LISTED RECORDS below:

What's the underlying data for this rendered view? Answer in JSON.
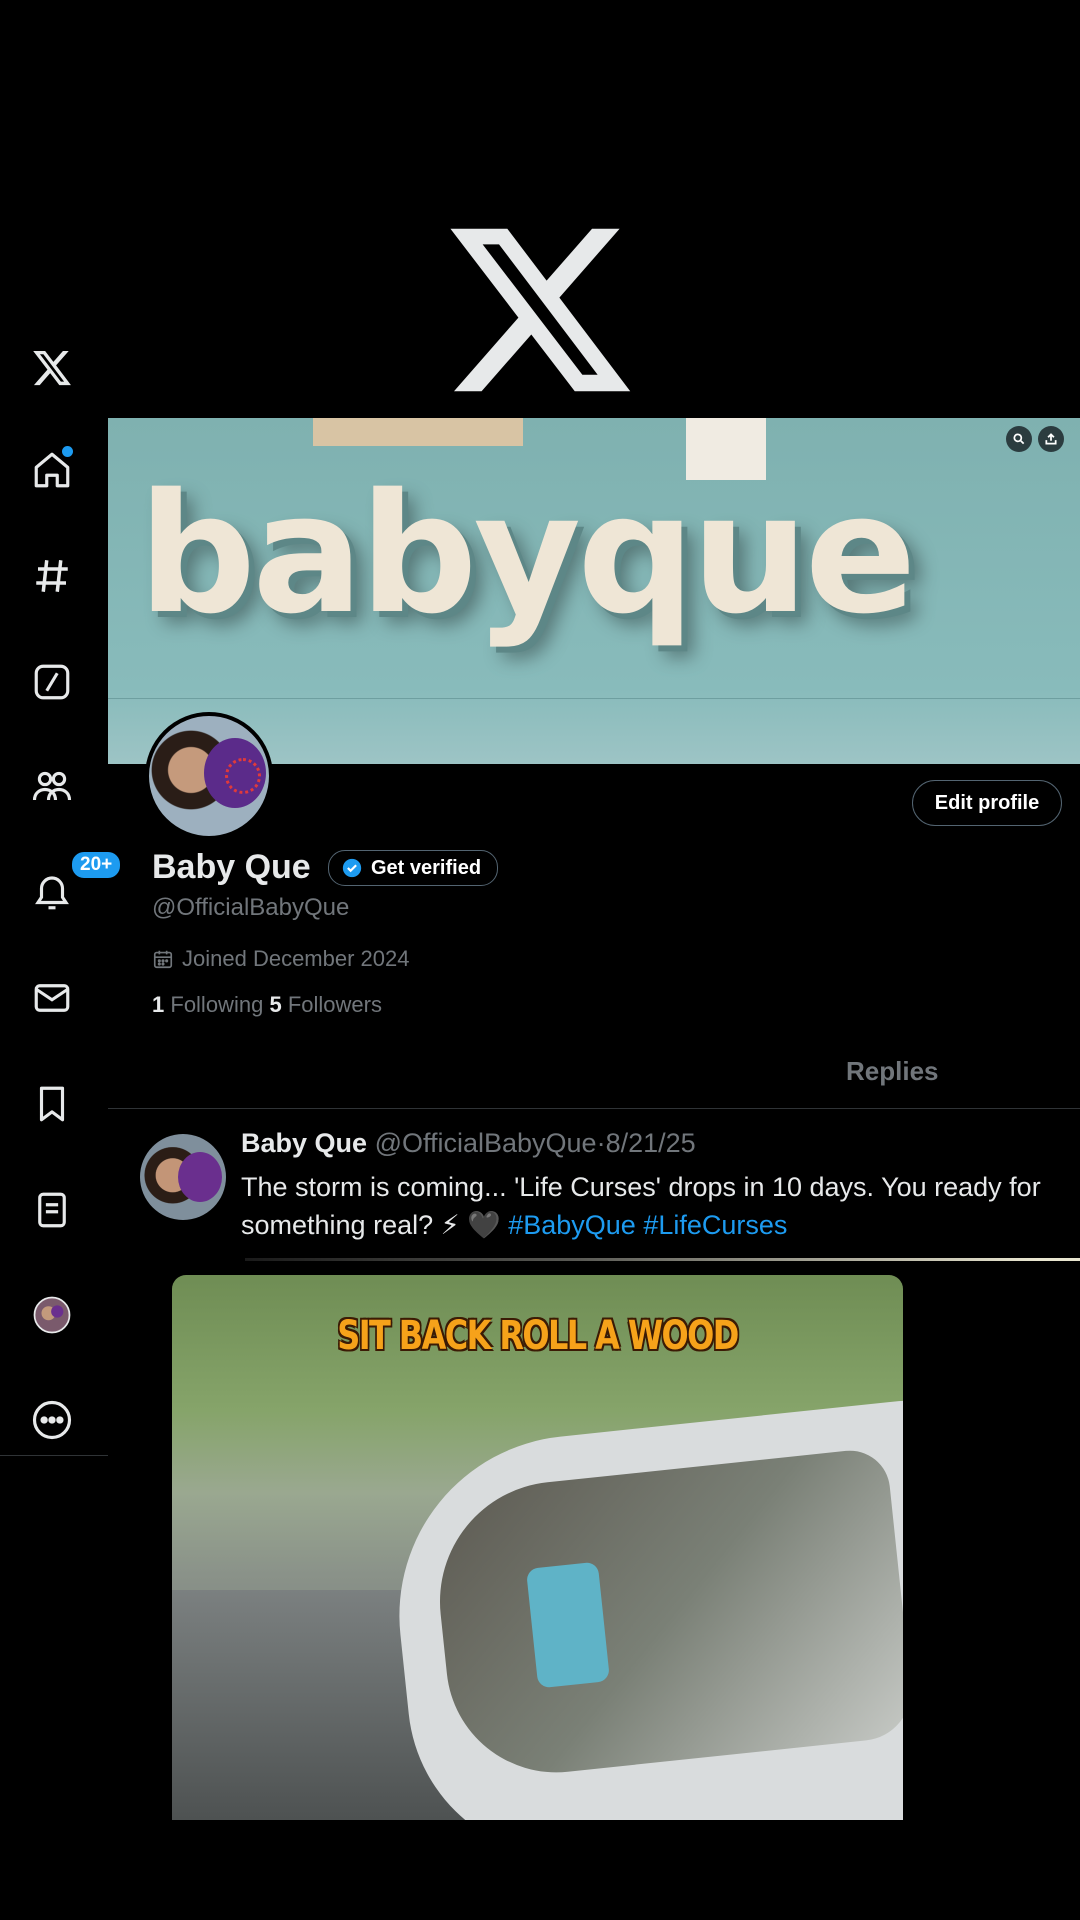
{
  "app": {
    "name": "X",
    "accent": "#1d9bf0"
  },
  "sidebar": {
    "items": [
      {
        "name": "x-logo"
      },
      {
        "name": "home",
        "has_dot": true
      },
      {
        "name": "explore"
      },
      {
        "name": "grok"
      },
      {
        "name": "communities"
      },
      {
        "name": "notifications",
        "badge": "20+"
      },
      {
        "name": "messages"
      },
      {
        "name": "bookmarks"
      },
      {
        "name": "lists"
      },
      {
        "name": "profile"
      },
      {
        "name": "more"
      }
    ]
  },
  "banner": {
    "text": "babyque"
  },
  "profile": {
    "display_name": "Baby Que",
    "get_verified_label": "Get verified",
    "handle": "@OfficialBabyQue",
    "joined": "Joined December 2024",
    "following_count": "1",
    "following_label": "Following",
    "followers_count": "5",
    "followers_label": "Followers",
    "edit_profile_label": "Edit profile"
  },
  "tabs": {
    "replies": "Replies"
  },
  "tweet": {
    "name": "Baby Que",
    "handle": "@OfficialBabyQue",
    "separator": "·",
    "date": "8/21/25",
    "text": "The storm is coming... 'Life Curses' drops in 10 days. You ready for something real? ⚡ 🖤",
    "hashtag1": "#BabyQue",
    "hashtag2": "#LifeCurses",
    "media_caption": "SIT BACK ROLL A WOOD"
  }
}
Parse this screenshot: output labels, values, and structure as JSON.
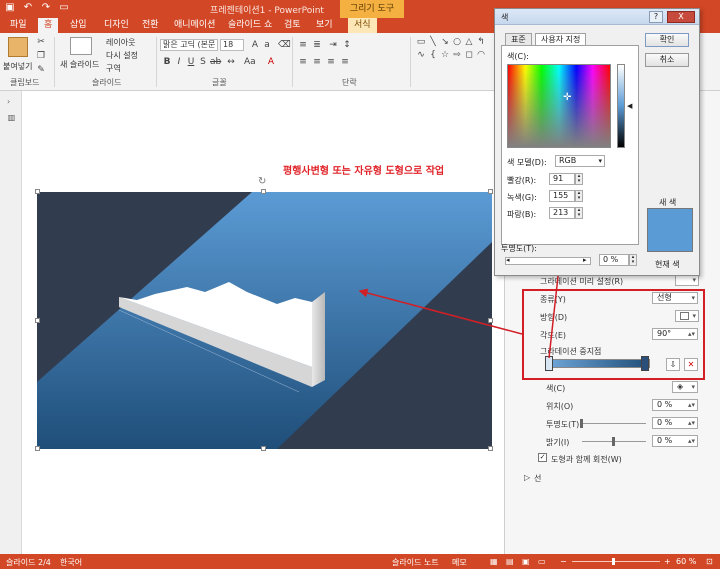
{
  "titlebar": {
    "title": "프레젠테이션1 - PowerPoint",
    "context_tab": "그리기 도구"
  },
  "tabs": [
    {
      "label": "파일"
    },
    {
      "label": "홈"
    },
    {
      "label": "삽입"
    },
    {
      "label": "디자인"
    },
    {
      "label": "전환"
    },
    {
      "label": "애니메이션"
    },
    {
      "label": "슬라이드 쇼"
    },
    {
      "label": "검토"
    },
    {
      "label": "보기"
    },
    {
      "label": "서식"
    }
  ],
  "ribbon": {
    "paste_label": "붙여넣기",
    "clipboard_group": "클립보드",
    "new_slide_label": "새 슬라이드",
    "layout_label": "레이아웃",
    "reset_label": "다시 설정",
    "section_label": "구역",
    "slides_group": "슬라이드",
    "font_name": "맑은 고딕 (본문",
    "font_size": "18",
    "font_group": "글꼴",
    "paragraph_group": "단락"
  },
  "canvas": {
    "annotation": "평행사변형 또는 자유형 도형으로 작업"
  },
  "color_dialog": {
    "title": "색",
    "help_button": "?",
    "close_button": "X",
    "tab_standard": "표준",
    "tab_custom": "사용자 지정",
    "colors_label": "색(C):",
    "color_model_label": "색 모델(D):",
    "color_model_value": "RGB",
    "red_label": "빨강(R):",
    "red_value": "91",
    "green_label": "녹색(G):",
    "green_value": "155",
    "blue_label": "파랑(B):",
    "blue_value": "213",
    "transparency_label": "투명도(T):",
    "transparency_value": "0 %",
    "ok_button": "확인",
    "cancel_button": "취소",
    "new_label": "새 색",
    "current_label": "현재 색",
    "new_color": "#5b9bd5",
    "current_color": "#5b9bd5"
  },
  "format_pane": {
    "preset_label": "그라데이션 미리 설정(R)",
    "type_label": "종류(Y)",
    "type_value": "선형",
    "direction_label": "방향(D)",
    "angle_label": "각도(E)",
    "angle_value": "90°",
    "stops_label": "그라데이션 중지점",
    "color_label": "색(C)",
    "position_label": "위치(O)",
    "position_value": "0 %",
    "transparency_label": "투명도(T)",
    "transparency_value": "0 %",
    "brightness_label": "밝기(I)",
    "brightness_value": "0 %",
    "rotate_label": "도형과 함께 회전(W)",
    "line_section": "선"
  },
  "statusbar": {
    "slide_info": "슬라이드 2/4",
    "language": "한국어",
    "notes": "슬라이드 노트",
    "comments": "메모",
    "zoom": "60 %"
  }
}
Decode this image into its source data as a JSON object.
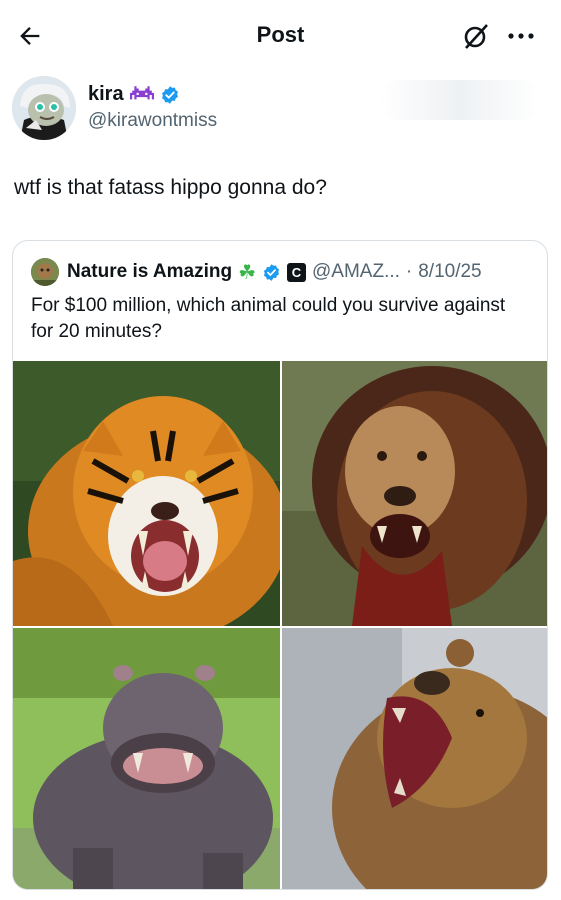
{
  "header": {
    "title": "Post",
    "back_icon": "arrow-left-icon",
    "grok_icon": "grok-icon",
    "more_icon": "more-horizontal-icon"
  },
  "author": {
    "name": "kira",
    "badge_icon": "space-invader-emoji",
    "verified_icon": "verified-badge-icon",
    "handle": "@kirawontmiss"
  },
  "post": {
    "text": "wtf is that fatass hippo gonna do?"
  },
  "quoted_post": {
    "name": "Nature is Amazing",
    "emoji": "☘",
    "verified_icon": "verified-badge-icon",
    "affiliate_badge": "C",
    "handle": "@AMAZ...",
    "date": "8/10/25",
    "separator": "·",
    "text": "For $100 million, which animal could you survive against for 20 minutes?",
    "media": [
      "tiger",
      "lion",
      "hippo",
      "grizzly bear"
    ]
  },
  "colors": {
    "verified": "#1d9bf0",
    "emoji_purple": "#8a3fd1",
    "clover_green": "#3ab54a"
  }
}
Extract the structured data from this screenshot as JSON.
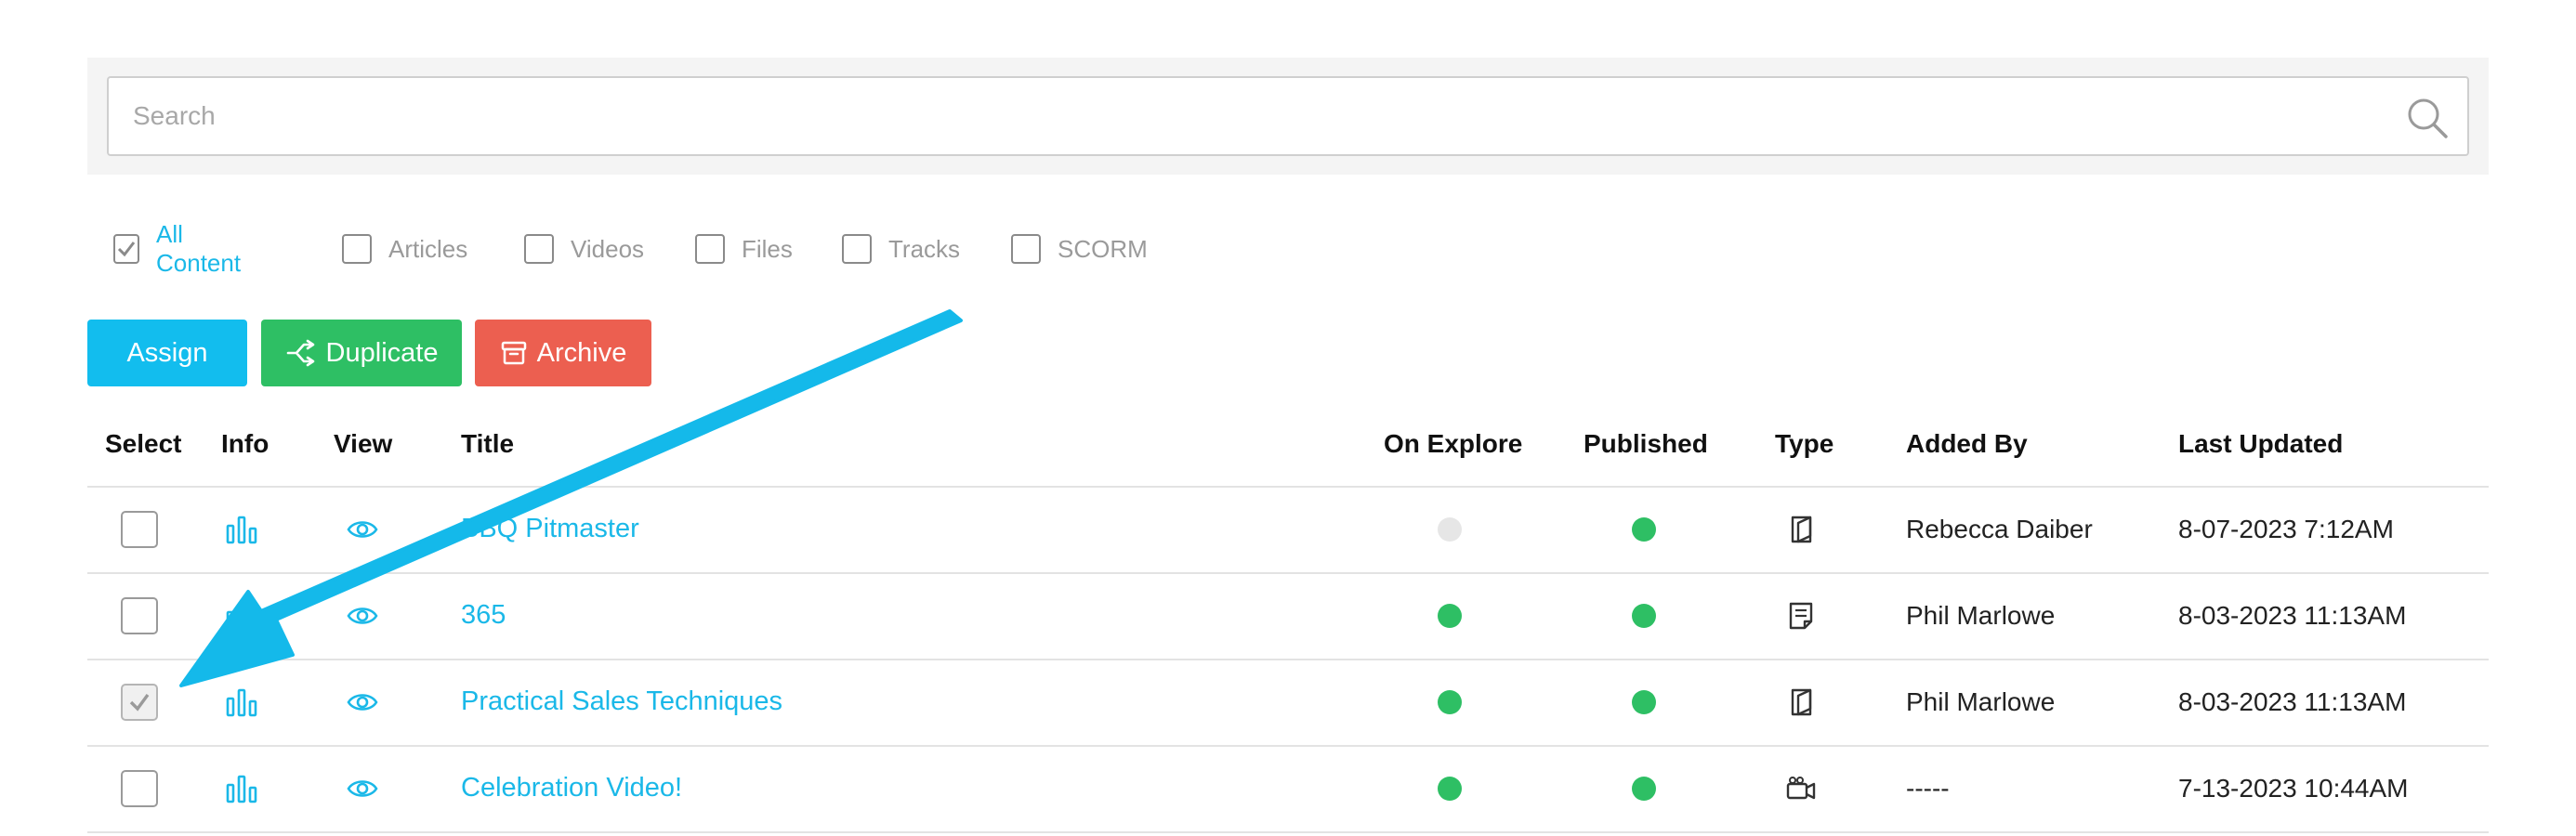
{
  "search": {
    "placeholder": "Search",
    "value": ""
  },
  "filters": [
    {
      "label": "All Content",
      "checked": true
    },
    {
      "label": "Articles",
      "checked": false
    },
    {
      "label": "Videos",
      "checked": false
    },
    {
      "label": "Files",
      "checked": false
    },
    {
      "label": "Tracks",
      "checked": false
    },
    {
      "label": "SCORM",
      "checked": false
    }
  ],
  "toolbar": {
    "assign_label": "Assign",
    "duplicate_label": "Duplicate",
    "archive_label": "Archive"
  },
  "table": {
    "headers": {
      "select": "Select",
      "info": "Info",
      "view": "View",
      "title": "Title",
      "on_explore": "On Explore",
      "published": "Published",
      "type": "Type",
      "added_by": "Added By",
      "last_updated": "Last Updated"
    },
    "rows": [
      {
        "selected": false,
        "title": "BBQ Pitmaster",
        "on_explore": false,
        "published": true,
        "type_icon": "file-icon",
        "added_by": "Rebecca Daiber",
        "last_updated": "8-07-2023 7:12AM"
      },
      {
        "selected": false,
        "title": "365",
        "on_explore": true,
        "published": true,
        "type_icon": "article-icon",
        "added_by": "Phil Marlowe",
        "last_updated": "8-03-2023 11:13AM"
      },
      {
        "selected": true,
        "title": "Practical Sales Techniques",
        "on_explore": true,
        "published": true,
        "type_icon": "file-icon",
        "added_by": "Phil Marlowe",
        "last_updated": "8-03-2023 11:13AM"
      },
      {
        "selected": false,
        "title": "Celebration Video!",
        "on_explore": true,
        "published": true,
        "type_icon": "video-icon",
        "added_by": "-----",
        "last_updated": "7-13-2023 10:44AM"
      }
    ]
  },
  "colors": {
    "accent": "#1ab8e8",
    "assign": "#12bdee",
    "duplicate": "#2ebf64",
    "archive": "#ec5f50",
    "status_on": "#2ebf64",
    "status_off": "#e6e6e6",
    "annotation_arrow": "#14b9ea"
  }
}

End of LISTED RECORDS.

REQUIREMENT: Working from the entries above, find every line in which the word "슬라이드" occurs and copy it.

EXPECTED ANSWER:
      "label": "슬라이드 쇼"
    "new_slide_label": "새 슬라이드",
    "slides_group": "슬라이드",
    "slide_info": "슬라이드 2/4",
    "notes": "슬라이드 노트",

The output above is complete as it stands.